With this parklet, Riyad wanted to really improve upon the design of the Divisadero Parklet, with the materials used and the quality of construction. They had more money for the project, so they were able to do both in the end.
Finally, I headed out to one of my favorite places in San Francisco - the Outerlands, near Ocean Beach - to photograph Giulietta Maria Carrelli and Ajax Oakford at Trouble Coffee. In this rad location at 46th and Judah, their parklet was made completely out of found wood. Giulietta and Ajax literally spent a few weeks prowling the beaches for wood, with every intention of maintaining the “recycled” mantra in their design.
The goal of their parklet was to combine land and sea. They built the parklet “like a shipwreck that brings people together.”
I finally headed over to North Beach to photograph Blaine of Rebar Art & Design Studio at Caffe Roma, and I was ecstatic to finalize this photo story with him. Rebar has been incredibly influential in the rise of San Francisco’s parklets, so after touring some of the city’s finest, I was excited to hang with one of the guys who started this phenomenon that has been beautifying the city.

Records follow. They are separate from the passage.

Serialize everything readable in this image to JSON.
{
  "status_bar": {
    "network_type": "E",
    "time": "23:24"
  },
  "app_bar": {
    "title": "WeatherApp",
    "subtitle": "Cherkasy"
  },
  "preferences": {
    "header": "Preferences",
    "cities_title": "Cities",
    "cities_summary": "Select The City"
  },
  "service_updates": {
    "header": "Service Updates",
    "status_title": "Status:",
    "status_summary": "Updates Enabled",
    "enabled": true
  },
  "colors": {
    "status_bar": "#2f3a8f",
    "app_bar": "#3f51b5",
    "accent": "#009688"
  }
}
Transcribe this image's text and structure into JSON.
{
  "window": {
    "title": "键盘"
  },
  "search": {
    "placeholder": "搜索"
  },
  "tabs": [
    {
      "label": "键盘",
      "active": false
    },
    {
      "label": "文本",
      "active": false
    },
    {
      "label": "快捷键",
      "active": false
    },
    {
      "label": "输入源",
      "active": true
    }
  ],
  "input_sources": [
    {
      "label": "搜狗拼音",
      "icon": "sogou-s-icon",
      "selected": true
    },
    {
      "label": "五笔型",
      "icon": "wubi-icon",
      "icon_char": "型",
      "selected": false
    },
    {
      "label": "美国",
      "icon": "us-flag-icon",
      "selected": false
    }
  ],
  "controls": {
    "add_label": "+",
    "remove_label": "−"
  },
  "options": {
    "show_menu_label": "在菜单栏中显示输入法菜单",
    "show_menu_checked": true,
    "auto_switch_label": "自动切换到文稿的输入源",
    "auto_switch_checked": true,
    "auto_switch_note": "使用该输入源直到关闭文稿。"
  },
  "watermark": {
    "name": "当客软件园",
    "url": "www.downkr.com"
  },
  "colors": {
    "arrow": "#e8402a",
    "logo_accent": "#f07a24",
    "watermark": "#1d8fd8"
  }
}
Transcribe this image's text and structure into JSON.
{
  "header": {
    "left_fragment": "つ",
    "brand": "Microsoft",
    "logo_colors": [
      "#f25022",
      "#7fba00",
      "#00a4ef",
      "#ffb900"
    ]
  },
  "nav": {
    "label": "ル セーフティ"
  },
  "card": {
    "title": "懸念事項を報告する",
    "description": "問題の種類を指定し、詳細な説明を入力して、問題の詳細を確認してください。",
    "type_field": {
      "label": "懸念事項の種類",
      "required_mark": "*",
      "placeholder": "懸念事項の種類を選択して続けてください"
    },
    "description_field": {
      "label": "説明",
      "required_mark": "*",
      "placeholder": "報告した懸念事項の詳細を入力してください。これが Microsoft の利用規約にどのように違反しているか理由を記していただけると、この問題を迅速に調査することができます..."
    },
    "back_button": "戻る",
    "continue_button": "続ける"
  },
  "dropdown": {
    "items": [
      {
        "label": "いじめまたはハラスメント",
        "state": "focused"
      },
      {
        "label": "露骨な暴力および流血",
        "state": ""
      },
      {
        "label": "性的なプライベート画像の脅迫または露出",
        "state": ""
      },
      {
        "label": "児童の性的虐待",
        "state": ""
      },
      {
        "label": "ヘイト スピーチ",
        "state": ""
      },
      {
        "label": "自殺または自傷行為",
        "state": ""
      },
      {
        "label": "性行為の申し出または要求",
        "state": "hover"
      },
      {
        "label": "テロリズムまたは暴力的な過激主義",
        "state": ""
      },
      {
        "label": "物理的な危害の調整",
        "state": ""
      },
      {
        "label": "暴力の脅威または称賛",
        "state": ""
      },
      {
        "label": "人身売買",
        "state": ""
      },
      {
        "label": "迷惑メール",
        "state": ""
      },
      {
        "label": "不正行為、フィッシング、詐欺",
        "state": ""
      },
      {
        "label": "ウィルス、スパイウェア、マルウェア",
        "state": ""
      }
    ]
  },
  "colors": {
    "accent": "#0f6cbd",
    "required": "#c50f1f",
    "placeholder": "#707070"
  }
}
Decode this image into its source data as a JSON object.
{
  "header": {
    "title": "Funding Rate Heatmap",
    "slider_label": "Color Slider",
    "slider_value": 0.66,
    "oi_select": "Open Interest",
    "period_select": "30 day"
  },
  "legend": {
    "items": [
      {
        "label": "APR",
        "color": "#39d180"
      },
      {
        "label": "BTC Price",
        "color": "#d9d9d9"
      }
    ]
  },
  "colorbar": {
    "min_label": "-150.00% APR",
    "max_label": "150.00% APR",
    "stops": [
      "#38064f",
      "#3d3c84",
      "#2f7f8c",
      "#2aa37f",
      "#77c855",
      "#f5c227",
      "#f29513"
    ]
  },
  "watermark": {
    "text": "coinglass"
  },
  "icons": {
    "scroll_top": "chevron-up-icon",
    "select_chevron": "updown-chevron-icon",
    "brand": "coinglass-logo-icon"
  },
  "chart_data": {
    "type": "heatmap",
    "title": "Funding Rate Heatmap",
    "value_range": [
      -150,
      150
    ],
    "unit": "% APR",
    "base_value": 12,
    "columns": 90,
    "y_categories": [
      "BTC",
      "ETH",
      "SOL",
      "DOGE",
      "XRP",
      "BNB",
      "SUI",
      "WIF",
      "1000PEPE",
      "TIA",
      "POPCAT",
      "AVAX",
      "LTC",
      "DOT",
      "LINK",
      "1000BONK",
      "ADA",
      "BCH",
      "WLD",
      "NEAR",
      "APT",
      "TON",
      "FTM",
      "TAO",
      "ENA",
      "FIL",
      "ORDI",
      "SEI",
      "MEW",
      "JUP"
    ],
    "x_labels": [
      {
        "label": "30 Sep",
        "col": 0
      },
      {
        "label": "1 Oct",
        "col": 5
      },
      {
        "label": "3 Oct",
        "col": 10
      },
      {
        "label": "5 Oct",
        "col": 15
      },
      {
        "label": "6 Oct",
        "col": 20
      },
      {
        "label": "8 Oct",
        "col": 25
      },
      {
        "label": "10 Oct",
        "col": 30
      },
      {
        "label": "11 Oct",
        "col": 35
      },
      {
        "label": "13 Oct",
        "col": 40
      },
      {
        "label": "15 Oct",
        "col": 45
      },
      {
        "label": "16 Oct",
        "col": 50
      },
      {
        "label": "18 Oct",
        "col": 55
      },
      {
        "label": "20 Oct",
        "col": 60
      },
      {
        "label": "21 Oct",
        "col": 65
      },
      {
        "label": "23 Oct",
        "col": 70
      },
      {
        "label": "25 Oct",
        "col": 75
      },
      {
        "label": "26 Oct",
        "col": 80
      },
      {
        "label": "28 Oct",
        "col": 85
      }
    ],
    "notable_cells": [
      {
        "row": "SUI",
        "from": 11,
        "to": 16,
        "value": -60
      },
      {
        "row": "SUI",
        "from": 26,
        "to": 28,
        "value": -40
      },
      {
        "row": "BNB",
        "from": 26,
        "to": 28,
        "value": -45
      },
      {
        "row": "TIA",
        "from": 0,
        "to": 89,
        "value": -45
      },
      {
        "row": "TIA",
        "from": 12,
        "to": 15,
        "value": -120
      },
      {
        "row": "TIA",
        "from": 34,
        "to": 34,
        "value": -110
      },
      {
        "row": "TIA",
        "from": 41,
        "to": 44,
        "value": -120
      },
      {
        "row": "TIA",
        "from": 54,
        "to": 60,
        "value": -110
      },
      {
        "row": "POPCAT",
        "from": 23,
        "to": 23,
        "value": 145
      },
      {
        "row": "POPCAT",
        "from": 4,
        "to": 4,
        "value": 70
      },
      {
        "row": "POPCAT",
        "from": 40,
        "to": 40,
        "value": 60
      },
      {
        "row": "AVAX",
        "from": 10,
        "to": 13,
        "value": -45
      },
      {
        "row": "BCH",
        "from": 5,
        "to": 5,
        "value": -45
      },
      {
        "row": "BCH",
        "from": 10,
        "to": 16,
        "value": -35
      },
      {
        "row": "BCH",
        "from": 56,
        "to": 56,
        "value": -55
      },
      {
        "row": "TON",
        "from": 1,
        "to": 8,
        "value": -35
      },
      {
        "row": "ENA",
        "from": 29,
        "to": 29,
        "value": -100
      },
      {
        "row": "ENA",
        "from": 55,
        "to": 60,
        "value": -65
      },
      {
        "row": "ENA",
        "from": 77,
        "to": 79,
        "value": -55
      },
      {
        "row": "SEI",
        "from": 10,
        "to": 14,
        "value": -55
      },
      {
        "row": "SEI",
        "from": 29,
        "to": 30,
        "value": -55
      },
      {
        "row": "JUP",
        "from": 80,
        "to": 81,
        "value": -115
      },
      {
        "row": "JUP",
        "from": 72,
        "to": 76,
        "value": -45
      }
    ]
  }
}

It turns out the city’s parklet permit program was an evolution of Park(ing) Day, which Rebar created to show how much public space we devote to private parking. After helping the city craft its parklet pilot project, Rebar has designed four parklets around San Francisco. Now, they’re watching how people interact with the spaces and are working on the next generation of parklet designs.